Web page and app entries
━━━━━━━━

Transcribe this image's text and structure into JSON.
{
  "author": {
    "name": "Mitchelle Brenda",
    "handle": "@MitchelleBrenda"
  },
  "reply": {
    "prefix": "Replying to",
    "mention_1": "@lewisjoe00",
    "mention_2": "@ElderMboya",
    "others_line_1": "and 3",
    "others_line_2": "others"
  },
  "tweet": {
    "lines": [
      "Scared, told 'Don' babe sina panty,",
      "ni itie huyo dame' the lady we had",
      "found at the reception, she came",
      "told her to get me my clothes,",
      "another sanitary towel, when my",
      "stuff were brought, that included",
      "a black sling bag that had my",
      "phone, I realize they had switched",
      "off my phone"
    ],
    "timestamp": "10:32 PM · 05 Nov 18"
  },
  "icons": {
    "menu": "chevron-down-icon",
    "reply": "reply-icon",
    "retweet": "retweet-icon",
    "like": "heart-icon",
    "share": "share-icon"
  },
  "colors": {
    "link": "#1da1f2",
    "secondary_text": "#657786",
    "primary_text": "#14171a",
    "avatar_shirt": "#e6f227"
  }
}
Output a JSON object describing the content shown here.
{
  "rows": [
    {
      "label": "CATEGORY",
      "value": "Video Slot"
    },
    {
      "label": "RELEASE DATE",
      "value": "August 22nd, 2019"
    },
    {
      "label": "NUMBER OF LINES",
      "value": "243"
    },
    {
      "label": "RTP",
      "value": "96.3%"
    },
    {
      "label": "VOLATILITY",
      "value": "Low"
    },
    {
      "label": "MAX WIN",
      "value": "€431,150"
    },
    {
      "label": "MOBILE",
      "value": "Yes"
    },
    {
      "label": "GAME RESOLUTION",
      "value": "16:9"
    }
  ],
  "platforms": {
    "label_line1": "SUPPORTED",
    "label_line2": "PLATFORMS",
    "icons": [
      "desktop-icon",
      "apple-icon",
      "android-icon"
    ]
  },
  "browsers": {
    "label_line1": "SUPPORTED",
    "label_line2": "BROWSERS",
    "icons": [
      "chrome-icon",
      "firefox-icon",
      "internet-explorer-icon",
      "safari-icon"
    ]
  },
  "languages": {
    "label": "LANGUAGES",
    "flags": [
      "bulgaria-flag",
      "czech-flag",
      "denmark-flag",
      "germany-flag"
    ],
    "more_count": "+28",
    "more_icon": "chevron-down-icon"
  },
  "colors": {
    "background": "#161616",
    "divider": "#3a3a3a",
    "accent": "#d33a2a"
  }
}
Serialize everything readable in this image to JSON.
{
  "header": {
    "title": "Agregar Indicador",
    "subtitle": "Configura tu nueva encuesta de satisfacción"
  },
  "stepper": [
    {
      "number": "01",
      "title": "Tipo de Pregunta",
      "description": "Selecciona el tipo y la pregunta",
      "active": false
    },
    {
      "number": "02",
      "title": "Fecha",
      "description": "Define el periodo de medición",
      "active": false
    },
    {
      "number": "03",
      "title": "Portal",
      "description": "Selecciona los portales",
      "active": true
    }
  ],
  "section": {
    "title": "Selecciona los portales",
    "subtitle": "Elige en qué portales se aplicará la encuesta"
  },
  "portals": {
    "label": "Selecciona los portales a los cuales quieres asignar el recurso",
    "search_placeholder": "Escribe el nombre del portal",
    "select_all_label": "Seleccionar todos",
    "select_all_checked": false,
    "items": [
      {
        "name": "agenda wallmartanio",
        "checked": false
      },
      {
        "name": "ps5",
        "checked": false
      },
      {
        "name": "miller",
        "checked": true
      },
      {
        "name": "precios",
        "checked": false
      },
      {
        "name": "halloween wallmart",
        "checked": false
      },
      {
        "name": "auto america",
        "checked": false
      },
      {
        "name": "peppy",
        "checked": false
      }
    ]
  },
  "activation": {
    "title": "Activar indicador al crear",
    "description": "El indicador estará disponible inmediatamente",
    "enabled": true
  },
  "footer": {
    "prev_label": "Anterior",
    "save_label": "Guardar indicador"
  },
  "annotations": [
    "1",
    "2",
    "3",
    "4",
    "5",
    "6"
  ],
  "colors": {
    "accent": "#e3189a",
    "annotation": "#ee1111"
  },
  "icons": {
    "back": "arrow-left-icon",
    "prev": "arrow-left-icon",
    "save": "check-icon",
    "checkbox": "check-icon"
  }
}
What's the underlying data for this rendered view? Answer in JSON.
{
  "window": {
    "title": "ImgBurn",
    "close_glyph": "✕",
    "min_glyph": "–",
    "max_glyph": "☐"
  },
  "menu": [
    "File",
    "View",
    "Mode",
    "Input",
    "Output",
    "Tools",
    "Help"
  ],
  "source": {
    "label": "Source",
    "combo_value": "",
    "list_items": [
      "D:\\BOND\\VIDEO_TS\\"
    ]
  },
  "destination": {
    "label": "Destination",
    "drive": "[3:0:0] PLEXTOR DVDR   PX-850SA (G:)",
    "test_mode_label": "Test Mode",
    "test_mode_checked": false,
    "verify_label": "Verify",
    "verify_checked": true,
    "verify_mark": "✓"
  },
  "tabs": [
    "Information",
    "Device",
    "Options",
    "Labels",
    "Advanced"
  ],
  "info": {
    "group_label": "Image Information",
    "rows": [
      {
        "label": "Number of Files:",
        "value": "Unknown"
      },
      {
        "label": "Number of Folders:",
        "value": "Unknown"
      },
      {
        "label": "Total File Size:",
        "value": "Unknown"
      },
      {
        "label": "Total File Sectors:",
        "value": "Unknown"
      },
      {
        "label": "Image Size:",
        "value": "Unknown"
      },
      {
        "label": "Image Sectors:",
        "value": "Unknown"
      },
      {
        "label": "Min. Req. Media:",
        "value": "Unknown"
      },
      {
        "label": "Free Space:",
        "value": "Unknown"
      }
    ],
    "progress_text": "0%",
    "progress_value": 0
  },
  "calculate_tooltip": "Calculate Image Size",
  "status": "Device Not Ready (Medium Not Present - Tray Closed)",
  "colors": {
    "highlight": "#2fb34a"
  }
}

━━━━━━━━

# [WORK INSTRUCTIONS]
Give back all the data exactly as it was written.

# [FINAL ANSWER]
Transcribe this image's text and structure into JSON.
{
  "author": {
    "name": "Mitchelle Brenda",
    "handle": "@MitchelleBrenda"
  },
  "reply": {
    "prefix": "Replying to",
    "mention_1": "@lewisjoe00",
    "mention_2": "@ElderMboya",
    "others_line_1": "and 3",
    "others_line_2": "others"
  },
  "tweet": {
    "lines": [
      "Scared, told 'Don' babe sina panty,",
      "ni itie huyo dame' the lady we had",
      "found at the reception, she came",
      "told her to get me my clothes,",
      "another sanitary towel, when my",
      "stuff were brought, that included",
      "a black sling bag that had my",
      "phone, I realize they had switched",
      "off my phone"
    ],
    "timestamp": "10:32 PM · 05 Nov 18"
  },
  "icons": {
    "menu": "chevron-down-icon",
    "reply": "reply-icon",
    "retweet": "retweet-icon",
    "like": "heart-icon",
    "share": "share-icon"
  },
  "colors": {
    "link": "#1da1f2",
    "secondary_text": "#657786",
    "primary_text": "#14171a",
    "avatar_shirt": "#e6f227"
  }
}
Output a JSON object describing the content shown here.
{
  "rows": [
    {
      "label": "CATEGORY",
      "value": "Video Slot"
    },
    {
      "label": "RELEASE DATE",
      "value": "August 22nd, 2019"
    },
    {
      "label": "NUMBER OF LINES",
      "value": "243"
    },
    {
      "label": "RTP",
      "value": "96.3%"
    },
    {
      "label": "VOLATILITY",
      "value": "Low"
    },
    {
      "label": "MAX WIN",
      "value": "€431,150"
    },
    {
      "label": "MOBILE",
      "value": "Yes"
    },
    {
      "label": "GAME RESOLUTION",
      "value": "16:9"
    }
  ],
  "platforms": {
    "label_line1": "SUPPORTED",
    "label_line2": "PLATFORMS",
    "icons": [
      "desktop-icon",
      "apple-icon",
      "android-icon"
    ]
  },
  "browsers": {
    "label_line1": "SUPPORTED",
    "label_line2": "BROWSERS",
    "icons": [
      "chrome-icon",
      "firefox-icon",
      "internet-explorer-icon",
      "safari-icon"
    ]
  },
  "languages": {
    "label": "LANGUAGES",
    "flags": [
      "bulgaria-flag",
      "czech-flag",
      "denmark-flag",
      "germany-flag"
    ],
    "more_count": "+28",
    "more_icon": "chevron-down-icon"
  },
  "colors": {
    "background": "#161616",
    "divider": "#3a3a3a",
    "accent": "#d33a2a"
  }
}
Serialize everything readable in this image to JSON.
{
  "header": {
    "title": "Agregar Indicador",
    "subtitle": "Configura tu nueva encuesta de satisfacción"
  },
  "stepper": [
    {
      "number": "01",
      "title": "Tipo de Pregunta",
      "description": "Selecciona el tipo y la pregunta",
      "active": false
    },
    {
      "number": "02",
      "title": "Fecha",
      "description": "Define el periodo de medición",
      "active": false
    },
    {
      "number": "03",
      "title": "Portal",
      "description": "Selecciona los portales",
      "active": true
    }
  ],
  "section": {
    "title": "Selecciona los portales",
    "subtitle": "Elige en qué portales se aplicará la encuesta"
  },
  "portals": {
    "label": "Selecciona los portales a los cuales quieres asignar el recurso",
    "search_placeholder": "Escribe el nombre del portal",
    "select_all_label": "Seleccionar todos",
    "select_all_checked": false,
    "items": [
      {
        "name": "agenda wallmartanio",
        "checked": false
      },
      {
        "name": "ps5",
        "checked": false
      },
      {
        "name": "miller",
        "checked": true
      },
      {
        "name": "precios",
        "checked": false
      },
      {
        "name": "halloween wallmart",
        "checked": false
      },
      {
        "name": "auto america",
        "checked": false
      },
      {
        "name": "peppy",
        "checked": false
      }
    ]
  },
  "activation": {
    "title": "Activar indicador al crear",
    "description": "El indicador estará disponible inmediatamente",
    "enabled": true
  },
  "footer": {
    "prev_label": "Anterior",
    "save_label": "Guardar indicador"
  },
  "annotations": [
    "1",
    "2",
    "3",
    "4",
    "5",
    "6"
  ],
  "colors": {
    "accent": "#e3189a",
    "annotation": "#ee1111"
  },
  "icons": {
    "back": "arrow-left-icon",
    "prev": "arrow-left-icon",
    "save": "check-icon",
    "checkbox": "check-icon"
  }
}
What's the underlying data for this rendered view? Answer in JSON.
{
  "window": {
    "title": "ImgBurn",
    "close_glyph": "✕",
    "min_glyph": "–",
    "max_glyph": "☐"
  },
  "menu": [
    "File",
    "View",
    "Mode",
    "Input",
    "Output",
    "Tools",
    "Help"
  ],
  "source": {
    "label": "Source",
    "combo_value": "",
    "list_items": [
      "D:\\BOND\\VIDEO_TS\\"
    ]
  },
  "destination": {
    "label": "Destination",
    "drive": "[3:0:0] PLEXTOR DVDR   PX-850SA (G:)",
    "test_mode_label": "Test Mode",
    "test_mode_checked": false,
    "verify_label": "Verify",
    "verify_checked": true,
    "verify_mark": "✓"
  },
  "tabs": [
    "Information",
    "Device",
    "Options",
    "Labels",
    "Advanced"
  ],
  "info": {
    "group_label": "Image Information",
    "rows": [
      {
        "label": "Number of Files:",
        "value": "Unknown"
      },
      {
        "label": "Number of Folders:",
        "value": "Unknown"
      },
      {
        "label": "Total File Size:",
        "value": "Unknown"
      },
      {
        "label": "Total File Sectors:",
        "value": "Unknown"
      },
      {
        "label": "Image Size:",
        "value": "Unknown"
      },
      {
        "label": "Image Sectors:",
        "value": "Unknown"
      },
      {
        "label": "Min. Req. Media:",
        "value": "Unknown"
      },
      {
        "label": "Free Space:",
        "value": "Unknown"
      }
    ],
    "progress_text": "0%",
    "progress_value": 0
  },
  "calculate_tooltip": "Calculate Image Size",
  "status": "Device Not Ready (Medium Not Present - Tray Closed)",
  "colors": {
    "highlight": "#2fb34a"
  }
}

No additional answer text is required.